Overcoming multiple barriers
The stage production “The Tempest – Swimming for Beginners” is being created by artists from three countries, with different disabilities and speaking different languages. Plans to perform it in 2020 were postponed due to the global spread of COVID-19, and the team have finally reached their goal of staging the work now, in 2021, after preparations lasting over two years. Having said this, Jenny Sealey, who is responsible for the project’s overall direction, is still unable to come to Japan during the prolonged COVID-19 pandemic, and the British and Bangladeshi actors are now performing via video. The new challenge of distance has been added to disability and language as one more barrier to overcome.
The script was first of all extensively rewritten. A bold adaptation based on Shakespeare’s “Tempest” was planned from the outset, but the infection enveloping our world at the present time has now been incorporated into the work, constructing a metafiction in which the actors, with their diverse disabilities, come onstage as themselves even before taking up their roles in “The Tempest”, creating a tempest of their own. In other words, Hero (Hiroe Ohashi), who plays Caliban; Hide (Hidetada Tashiro), who plays Prospero; Sachika (Sachika Segawa), who plays Ariel; Jonny (Rio Sekiba), who plays Miranda; Yanagi (Kotaro Yanagi), who plays Ferdinando; Bandana (Kazumi Hiratsuka), who plays Queen Alonsa, and the other actors become characters in this dramatic work, performing it together with the overseas actors via video link. In addition, the stage manager (Sakura Yoshidomi), who supplies the voiceovers for the parts performed in sign language and the sign language for the parts performed orally, is another important character, assuring the accessibility of the performance. This complicated structure might initially bemuse the audience. However, this confusion, and the way in which even the backstage elements have been transformed into part of the piece, are what make this new dramatic work unique.
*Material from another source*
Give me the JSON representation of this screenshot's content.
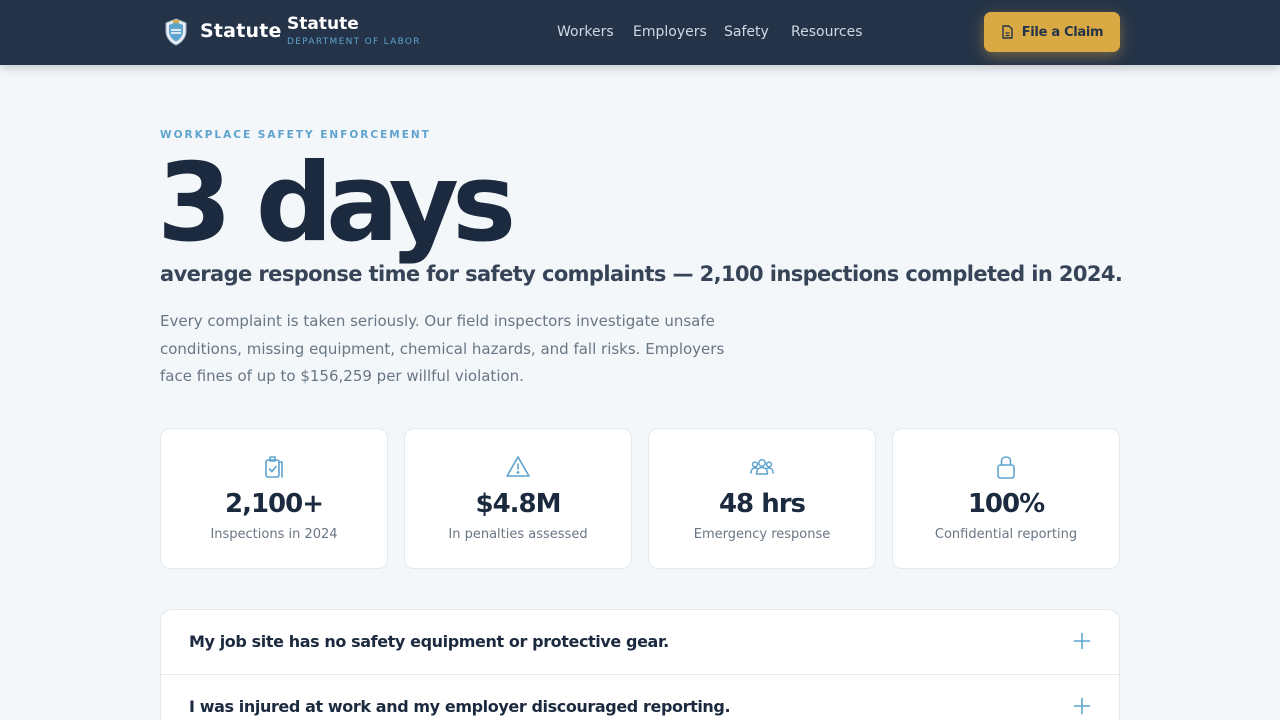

In preparation for the performances beginning on 1 June, the Japanese cast and directors got together from May and rehearsals began in earnest, watched over online from the UK by Jenny, the general director. Just as was the case in the previous workshops, various forms of interpreting are needed. First of all, their disabilities are not all of the same kind. There are deaf actors, a blind actor, actors with physical disabilities, and an actor with invisible disabilities. For this reason, when someone talks, this is interpreted into sign language, and the sign language of deaf people is also interpreted. In addition, when talking to Jenny, it goes like this: there is an English-language interpreter, and then the sign-language interpreter on the other side of the screen communicates the message to Jenny. Jenny replies in English, and the English-language interpreter and sign-language interpreter here tell everyone what Jenny says. Even though Jenny is connected online in real time, the fact that she is not actually here in person surely makes it hard to see everyone’s expressions clearly, rendering communication even more difficult. Nevertheless, it was clear that everyone was making every effort to communicate, spending time to understand each other’s intentions.